He said these measures must be “in a coherent and sustained manner, rather than in a spasmodic way, to the challenges which will continuously come our way from having to function as the world’s smallest and most vulnerable economy in a turbulent and unforgiving global economic arena”.

Arthur, addressing a round table discussion on “Correspondence Banking” said that the Caribbean countries now find themselves in a more vulnerable condition than they have ever been in their post-independent existence.

Arthur said regional countries were constantly having to make adjustments to accommodate far reaching changes in the environment within which their development takes place.

“This has placed on them the responsibility of having to manage more complex transitions and transformations than any other group of nations. They have had, and will continue to have to institute new arrangements by which to order their domestic affairs, central to which is the sustained and coherent implementation of fiscal consolidation programmes to restore order to their public finances.”

But Arthur, an economist, said the challenges for Caribbean countries surrounding the management of their fiscal consolidation programmes are modest relative to the difficult new circumstances that have, over the past two decades, affected their ability to successfully carry out cross border transactions.

“To begin with, all Caribbean societies have been significantly and adversely affected by changes in International Trade Law, which have stripped them of the means by which they have traditionally protected domestic enterprises, and have required them to enter new reciprocal trade arrangements even with developed economies. The toll taken on traditional industries in agriculture and manufacturing has been severe.”

He said in addition, the “sunrise industries” which have been designated to be the engines to generate a substantial part of the growth for the future have themselves had to operate in an atmosphere of uncertainty by having to respond to extra regional initiatives such as the OECD Harmful Tax Competition Initiative, and more recently, the provisions contained in the USA Foreign Account Tax Compliance Act, and the OECD Base Erosion and Profit Shifting Project.

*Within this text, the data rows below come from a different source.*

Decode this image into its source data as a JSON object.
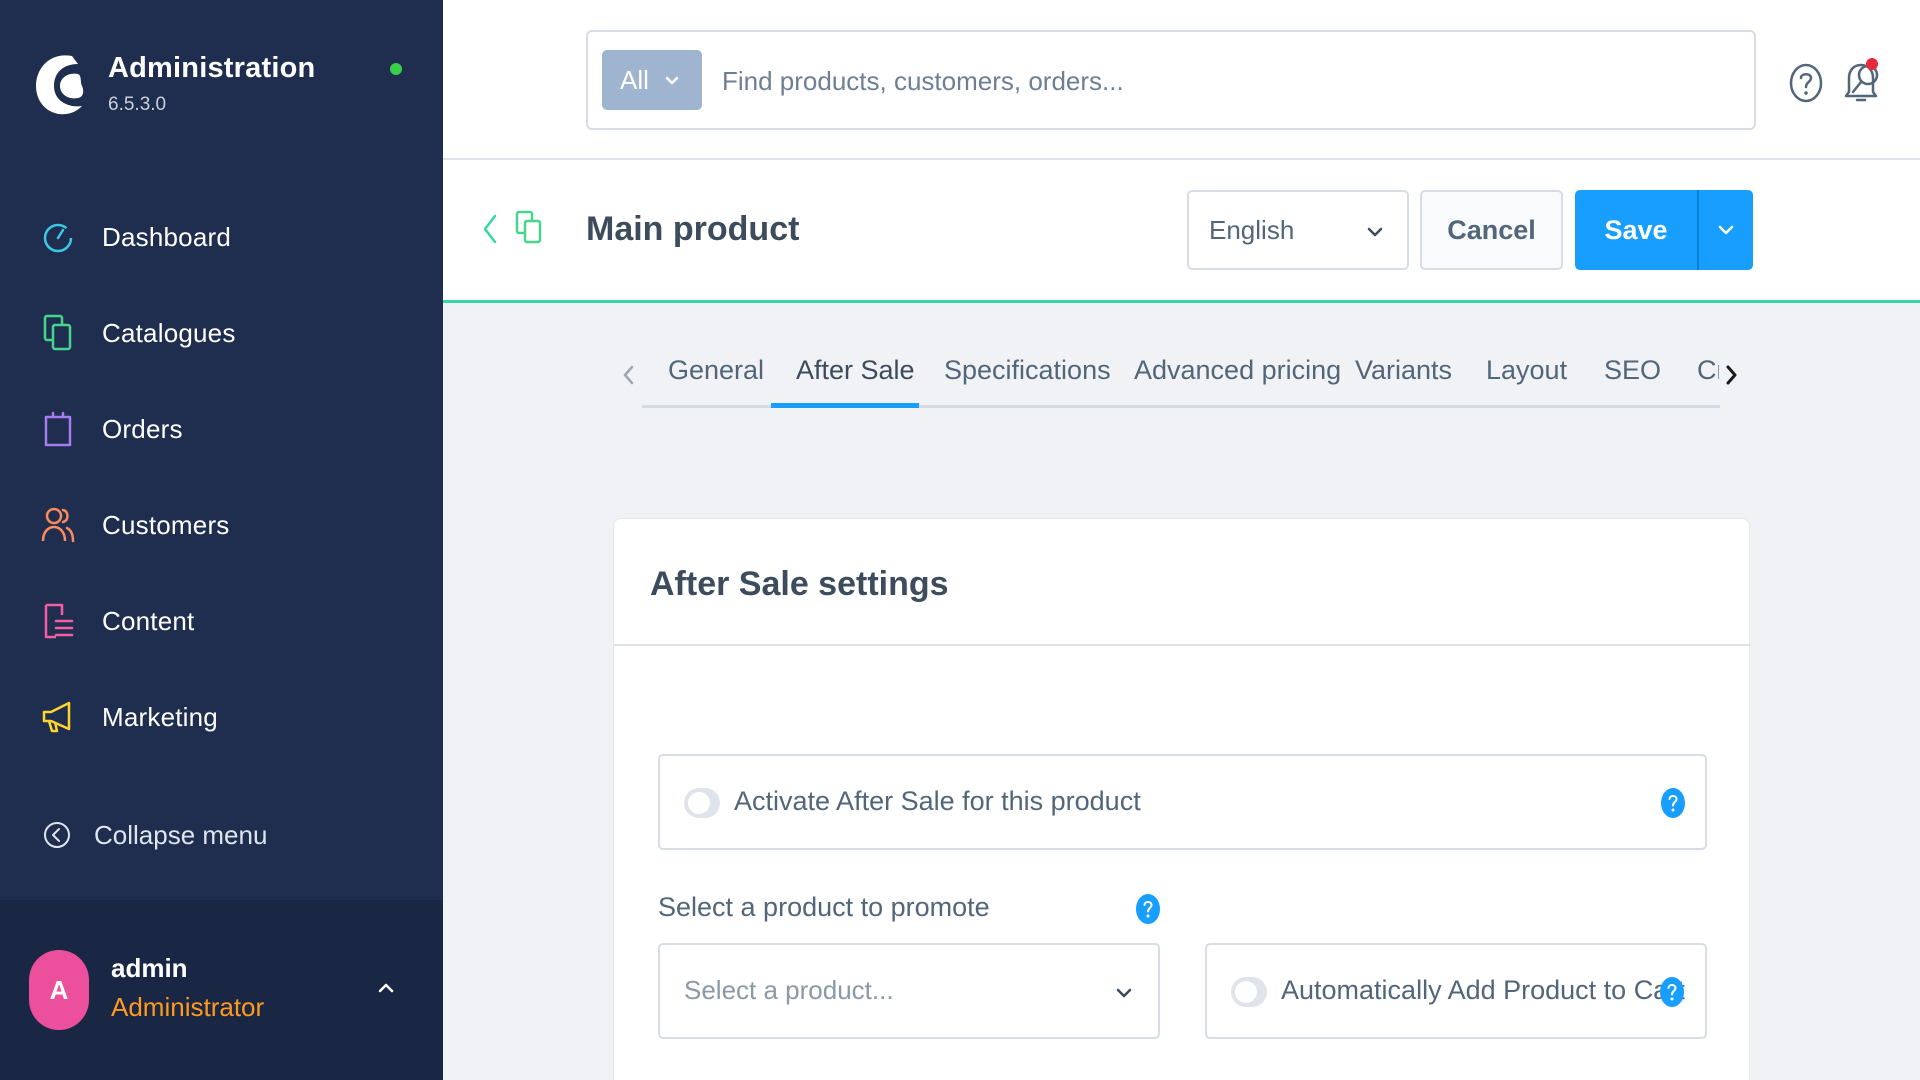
{
  "brand": {
    "title": "Administration",
    "version": "6.5.3.0",
    "status_color": "#37d046"
  },
  "sidebar": {
    "items": [
      {
        "label": "Dashboard",
        "icon": "dashboard-icon",
        "color": "#3ec8e8"
      },
      {
        "label": "Catalogues",
        "icon": "catalogues-icon",
        "color": "#45d68c"
      },
      {
        "label": "Orders",
        "icon": "orders-icon",
        "color": "#a57df0"
      },
      {
        "label": "Customers",
        "icon": "customers-icon",
        "color": "#ff8a5c"
      },
      {
        "label": "Content",
        "icon": "content-icon",
        "color": "#f55da5"
      },
      {
        "label": "Marketing",
        "icon": "marketing-icon",
        "color": "#ffd52e"
      }
    ],
    "collapse_label": "Collapse menu"
  },
  "user": {
    "initial": "A",
    "name": "admin",
    "role": "Administrator"
  },
  "search": {
    "type_label": "All",
    "placeholder": "Find products, customers, orders..."
  },
  "header": {
    "title": "Main product",
    "language": "English",
    "cancel_label": "Cancel",
    "save_label": "Save"
  },
  "tabs": [
    {
      "label": "General",
      "active": false
    },
    {
      "label": "After Sale",
      "active": true
    },
    {
      "label": "Specifications",
      "active": false
    },
    {
      "label": "Advanced pricing",
      "active": false
    },
    {
      "label": "Variants",
      "active": false
    },
    {
      "label": "Layout",
      "active": false
    },
    {
      "label": "SEO",
      "active": false
    },
    {
      "label": "Cr",
      "active": false
    }
  ],
  "card": {
    "title": "After Sale settings",
    "activate_label": "Activate After Sale for this product",
    "activate_on": false,
    "promote_label": "Select a product to promote",
    "product_placeholder": "Select a product...",
    "auto_add_label": "Automatically Add Product to Cart",
    "auto_add_on": false
  },
  "colors": {
    "accent": "#189eff",
    "header_border": "#37d6a4",
    "sidebar_bg": "#1f2d4e",
    "role_color": "#ff9a1f",
    "avatar_bg": "#ec4f9b",
    "notification_dot": "#e8293b"
  }
}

Arthur said that a 2014 World Bank report revealed that in respect of every critical determinant of trade performance, the Caribbean reflects the worst indices of any region in the world.

“In addition, the region’s circumstances have not been assisted by the fact that in an era when so much of global economic activity is being driven by the provisions in bilateral trade pacts, the Caribbean had entered the fewest of any group of nations.”

He said that the region also stands, for the future, to be overwhelmed by new trade arrangements, such as the Trans Pacific Trade Pact, and new global supply and value chain arrangements by global enterprises that are bypassing the Caribbean. (CMC)